As a child in Silver Spring, Stein’s house was near former slave quarters and down the street from Montgomery Blair’s historic house on Colesville Road. Stein would find musket balls around town and noticed a mural of Confederate General Jubal Early hanging in a local restaurant.
These local reminders of America’s bloodiest war inspired Stein to preserve sites for future generations and, on Tuesday, to expound on stories of the Civil War.
On the way to Washington, General Early’s men raided Blair’s house and found a good-sized vat of alcohol, Stein recounted. The ensuing drunkenness put Early’s troops back a day and bought Union forces more time to defend the capital, he said.

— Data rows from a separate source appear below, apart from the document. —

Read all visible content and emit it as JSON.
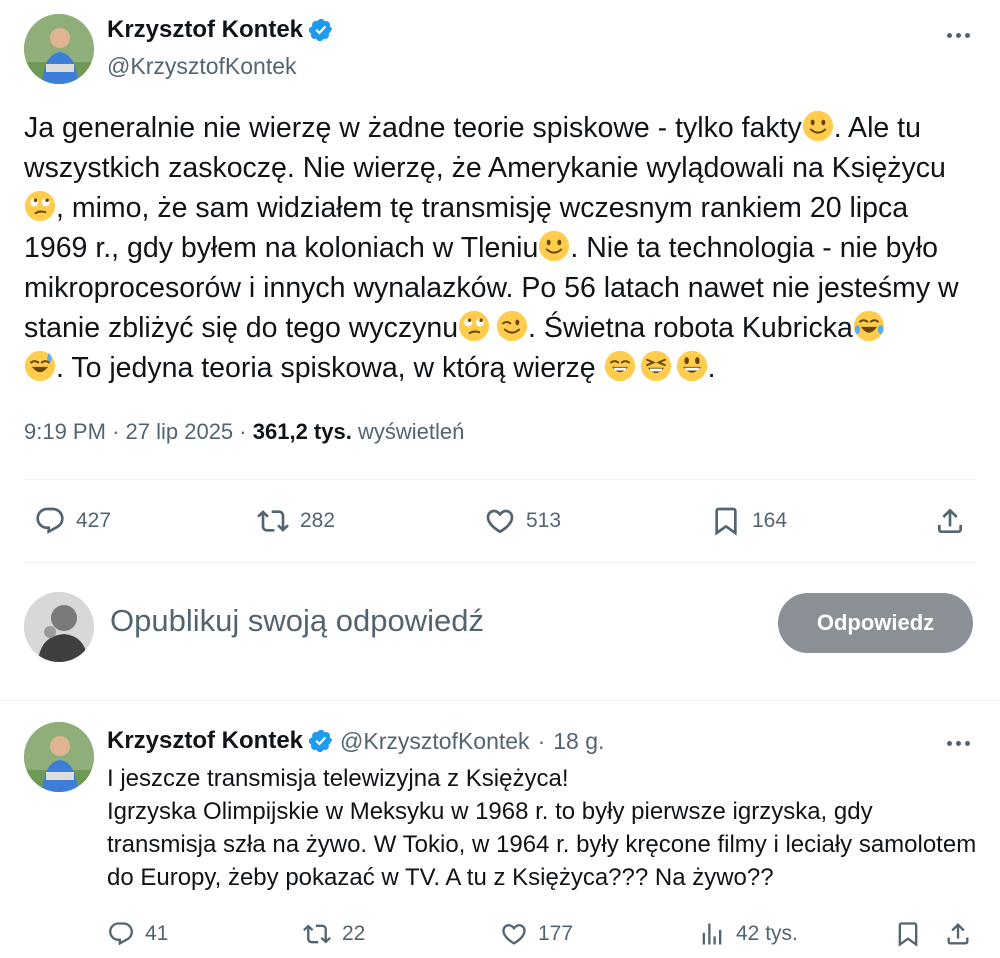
{
  "main_tweet": {
    "author_name": "Krzysztof Kontek",
    "handle": "@KrzysztofKontek",
    "text_parts": [
      "Ja generalnie nie wierzę w żadne teorie spiskowe - tylko fakty",
      ". Ale tu wszystkich zaskoczę. Nie wierzę, że Amerykanie wylądowali na Księżycu ",
      ", mimo, że sam widziałem tę transmisję wczesnym rankiem 20 lipca 1969 r., gdy byłem na koloniach w Tleniu",
      ". Nie ta technologia - nie było mikroprocesorów i innych wynalazków. Po 56 latach nawet nie jesteśmy w stanie zbliżyć się do tego wyczynu",
      ". Świetna robota Kubricka",
      ". To jedyna teoria spiskowa, w którą wierzę ",
      "."
    ],
    "time": "9:19 PM",
    "date": "27 lip 2025",
    "separator": "·",
    "views_count": "361,2 tys.",
    "views_label": "wyświetleń",
    "stats": {
      "replies": "427",
      "reposts": "282",
      "likes": "513",
      "bookmarks": "164"
    }
  },
  "reply_box": {
    "placeholder": "Opublikuj swoją odpowiedź",
    "button_label": "Odpowiedz"
  },
  "second_tweet": {
    "author_name": "Krzysztof Kontek",
    "handle": "@KrzysztofKontek",
    "separator": "·",
    "time_ago": "18 g.",
    "lines": [
      "I jeszcze transmisja telewizyjna z Księżyca!",
      "Igrzyska Olimpijskie w Meksyku w 1968 r. to były pierwsze igrzyska, gdy transmisja szła na żywo. W Tokio, w 1964 r. były kręcone filmy i leciały samolotem do Europy, żeby pokazać w TV. A tu z Księżyca??? Na żywo??"
    ],
    "stats": {
      "replies": "41",
      "reposts": "22",
      "likes": "177",
      "views": "42 tys."
    }
  },
  "colors": {
    "accent_blue": "#1d9bf0",
    "text_primary": "#0f1419",
    "text_secondary": "#536471",
    "button_disabled": "#8b9096",
    "emoji_yellow": "#ffcc4d"
  }
}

“We all grew up knowing that,” he said, referring to his childhood community.
Silver Spring has developed nicely over the years, Stein said, but there is “a lot to be done” for Civil War preservation.
The trust fears that people will recognize fewer Civil War sites as commercial development and highways encroach on historic lands. A pizza restaurant stands where one general died in Franklin, Tenn., Stein said. In Gettysburg, Pa., there are plans to build a casino near the hallowed battlefield, an idea Stein called “bizarre.”
When we celebrate the fallen heroes of the Civil War, he said, we honor the American fighters of today in Iraq.
“The courage that was shown in that war was breathtaking,” he said. “We need that courage now more than ever.”
Despite the solemn tone of his remarks, Stein’s familiar wit came through more than once. For instance, he said Civil War figures built this nation and not magazine cover darlings “Nick and Jessica.”
Stein is no stranger to celebrity glitz, however. He attended Montgomery Blair High School with television anchor Connie Chung, investigative reporter Carl Bernstein and actress Goldie Hawn in the early 1960s, he said. He also attended Montgomery Hills Junior High School with actor Sylvester Stallone.
Stein’s own celebrity includes a long list of on-screen credits, including a teacher role in the 1980s cult classic “Ferris Bueller’s Day Off” and as host of his Daytime Emmy Award-winning game show. He writes a regular column for American Spectator magazine.
Harriett Condon, of Middleburg, Va., was a member of Montgomery Blair High School’s Class of ’63 and watched Stein speak Tuesday. She said he hasn’t changed a bit.
“He was always a good wit,” she said. “He was just a good role model.”